Wednesday, November 15 marked the first annual University of Utah Water Forum, an event that showcased several of the U’s most innovative programs focused on collaborative and interdisciplinary research addressing water issues. The event was co-sponsored by the Global Change and Sustainability Center, the U Water Center, and the Society, Water, & Climate faculty research group.
University of Utah Senior Vice President Ruth Watkins welcomed participants to the event, which included dozens of the U’s faculty and researchers, as well as representatives from local utilities, and stakeholders from the private sector. “It is inspiring to see so many leaders from the U working together to advance this important collaboration on water,” Dr. Watkins observed. Professor Brenda Bowen, the Director of the GCSC, emphasized how events like the Water Forum are central to the GCSC’s mission, which is to help form and facilitate collaborative research initiatives that address global issues of natural resources and sustainability. “This is what the GCSC is all about—bringing people together and finding ways to collaborate.”
The Forum provided an introduction to the new U Water Center. The UWC’s Director, Steve Burian, outlined the vision for the new Center, whose goals mirror much of the Forum’s agenda: to make the work of the academic research community relevant and useful to solving real world problems. Professor Burian explained how the UWC will build upon the success and lessons learned through the USAID-funded US-Pakistan Centers for Advanced Studies in Water, which created a collaborative research and training partnership between the U and Mehran University of Engineering and Technology in Jamshoro, Pakistan. “The U Water Center aims to provided capacity building and training programs for water professionals around the world, and to catalyze applied interdisciplinary research with a focus on creating new technologies and venture development.”

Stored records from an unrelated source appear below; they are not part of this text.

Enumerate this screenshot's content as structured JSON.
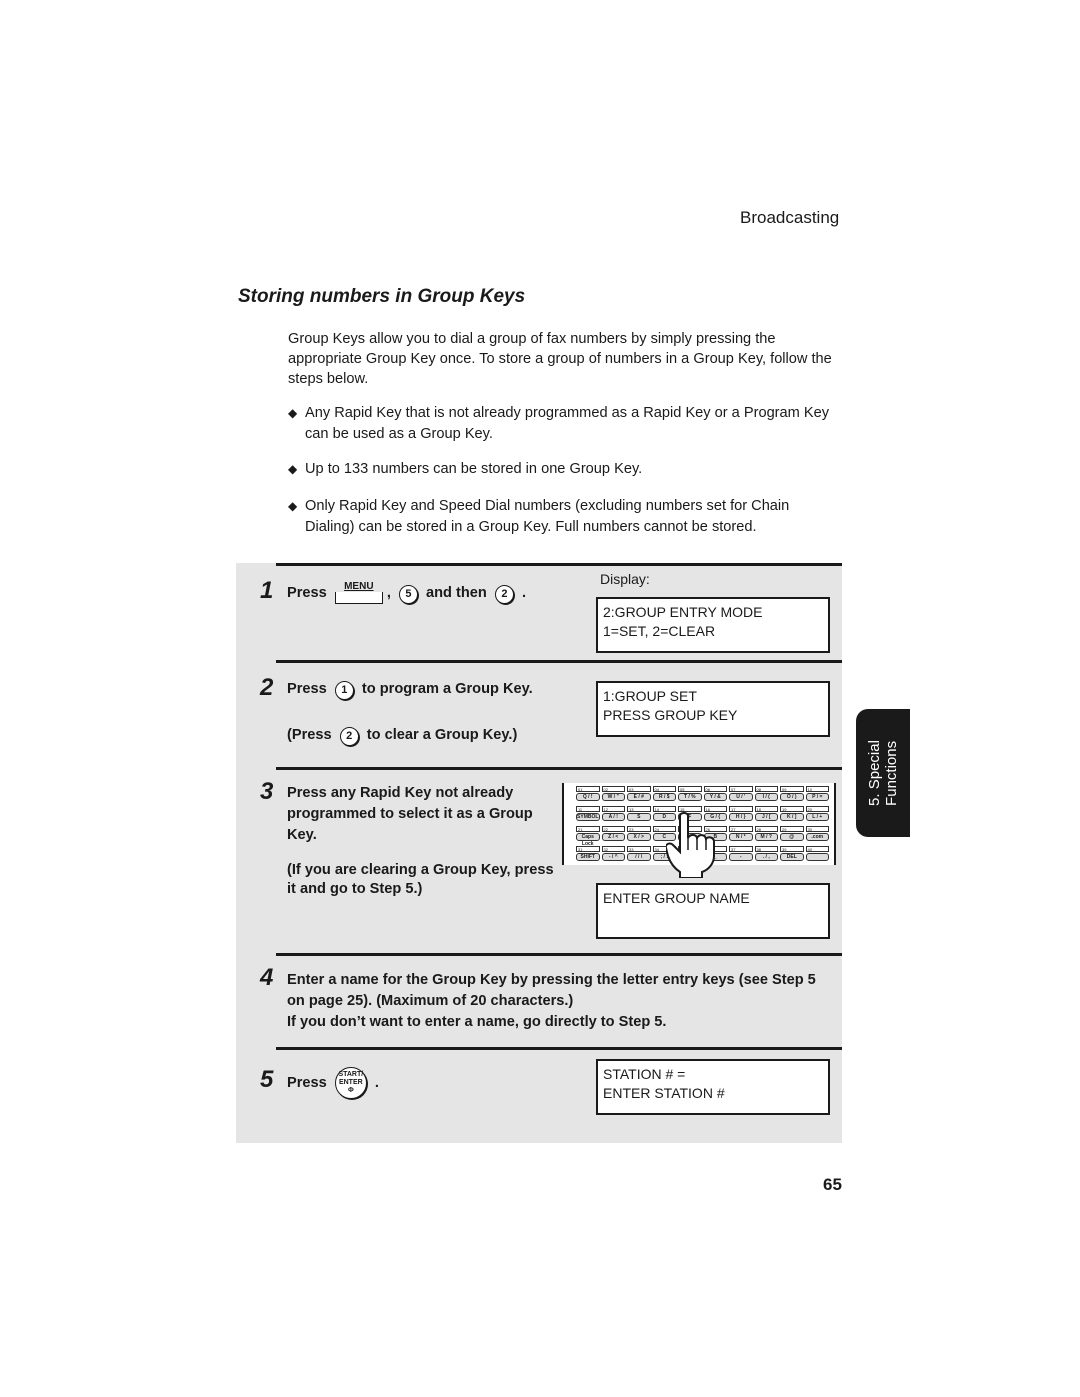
{
  "header": {
    "running_head": "Broadcasting"
  },
  "section": {
    "title": "Storing numbers in Group Keys"
  },
  "intro": "Group Keys allow you to dial a group of fax numbers by simply pressing the appropriate Group Key once. To store a group of numbers in a Group Key, follow the steps below.",
  "bullets": [
    {
      "icon": "diamond-bullet-icon",
      "text": "Any Rapid Key that is not already programmed as a Rapid Key or a Program Key can be used as a Group Key."
    },
    {
      "icon": "diamond-bullet-icon",
      "text": "Up to 133 numbers can be stored in one Group Key."
    },
    {
      "icon": "diamond-bullet-icon",
      "text": "Only Rapid Key and Speed Dial numbers (excluding numbers set for Chain Dialing) can be stored in a Group Key. Full numbers cannot be stored."
    }
  ],
  "steps": [
    {
      "number": "1",
      "press": "Press",
      "menu_key": "MENU",
      "comma": ",",
      "key_a": "5",
      "and_then": "and then",
      "key_b": "2",
      "period": ".",
      "display_label": "Display:",
      "display": [
        "2:GROUP ENTRY MODE",
        "1=SET, 2=CLEAR"
      ]
    },
    {
      "number": "2",
      "press": "Press",
      "key": "1",
      "text": "to program a Group Key.",
      "alt_open": "(Press",
      "alt_key": "2",
      "alt_text": "to clear a Group Key.)",
      "display": [
        "1:GROUP SET",
        "PRESS GROUP KEY"
      ]
    },
    {
      "number": "3",
      "text": "Press any Rapid Key not already programmed to select it as a Group Key.",
      "note": "(If you are clearing a Group Key, press it and go to Step 5.)",
      "display": [
        "ENTER GROUP NAME",
        ""
      ]
    },
    {
      "number": "4",
      "text": "Enter a name for the Group Key by pressing the letter entry keys (see Step 5 on page 25). (Maximum of 20 characters.)",
      "text2": "If you don’t want to enter a name, go directly to Step 5."
    },
    {
      "number": "5",
      "press": "Press",
      "start_key": [
        "START/",
        "ENTER",
        "Φ"
      ],
      "period": ".",
      "display": [
        "STATION # =",
        "ENTER STATION #"
      ]
    }
  ],
  "keyboard": {
    "rows": [
      {
        "nums": [
          "01",
          "02",
          "03",
          "04",
          "05",
          "06",
          "07",
          "08",
          "09",
          "10"
        ],
        "keys": [
          "Q / !",
          "W / \"",
          "E / #",
          "R / $",
          "T / %",
          "Y / &",
          "U / '",
          "I / (",
          "O / )",
          "P / ="
        ]
      },
      {
        "nums": [
          "11",
          "12",
          "13",
          "14",
          "15",
          "16",
          "17",
          "18",
          "19",
          "20"
        ],
        "keys": [
          "SYMBOL",
          "A / !",
          "S",
          "D",
          "F",
          "G / {",
          "H / }",
          "J / [",
          "K / ]",
          "L / +"
        ]
      },
      {
        "nums": [
          "21",
          "22",
          "23",
          "24",
          "25",
          "26",
          "27",
          "28",
          "29",
          "30"
        ],
        "keys": [
          "Caps Lock",
          "Z / <",
          "X / >",
          "C",
          "V",
          "B",
          "N / *",
          "M / ?",
          "@",
          ".com"
        ]
      },
      {
        "nums": [
          "31",
          "32",
          "33",
          "34",
          "35",
          "36",
          "37",
          "38",
          "39",
          "40"
        ],
        "keys": [
          "SHIFT",
          "- / ^",
          "/ / \\",
          "; / :",
          "",
          "_",
          "-",
          ". / ,",
          "DEL",
          ""
        ]
      }
    ]
  },
  "side_tab": {
    "line1": "5. Special",
    "line2": "Functions"
  },
  "footer": {
    "page_number": "65"
  }
}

Professor Andrea Brunelle, Chair of the U’s Geography Department, also introduced the creation of the new Society, Water, & Climate faculty research group. This initiative has recruited several new faculty members and researchers onto the U’s campus, and will be working closely with the GCSC and the UWC in advancing water related research and innovation at the U.
After opening remarks, the forum offered a breakout session for networking, and culminated with a panel discussion of local water resource managers, including representatives from Utah’s Division of Water Resources, Salt Lake City’s Department of Public Utilities, Utah’s Division of Water Quality, and Utah’s Division of Drinking Water. The panelists and representatives from the U all agreed for the need for closer collaboration between public utilities and the U’s research community. Professor Pat Shea urged local water managers to take better advantage of the resources available on campus. “The university has tremendous resources. The mathematics department, for example, has world-class modeling capabilities that could be used to better inform public policy.”
The forum concluded with the stated intention of working to build stronger collaborative partnership both between academic disciplines and between the research community, public utilities, and the private sector. Geology and geophysics professor Paul Brooks summarized the event, “I really appreciated this opportunity to get people from both sides of the fence together to meet and talk about our common objectives. Resource managers and academic researchers have different ways of viewing issues related to water, but there are so many ways for us to all collaborate.”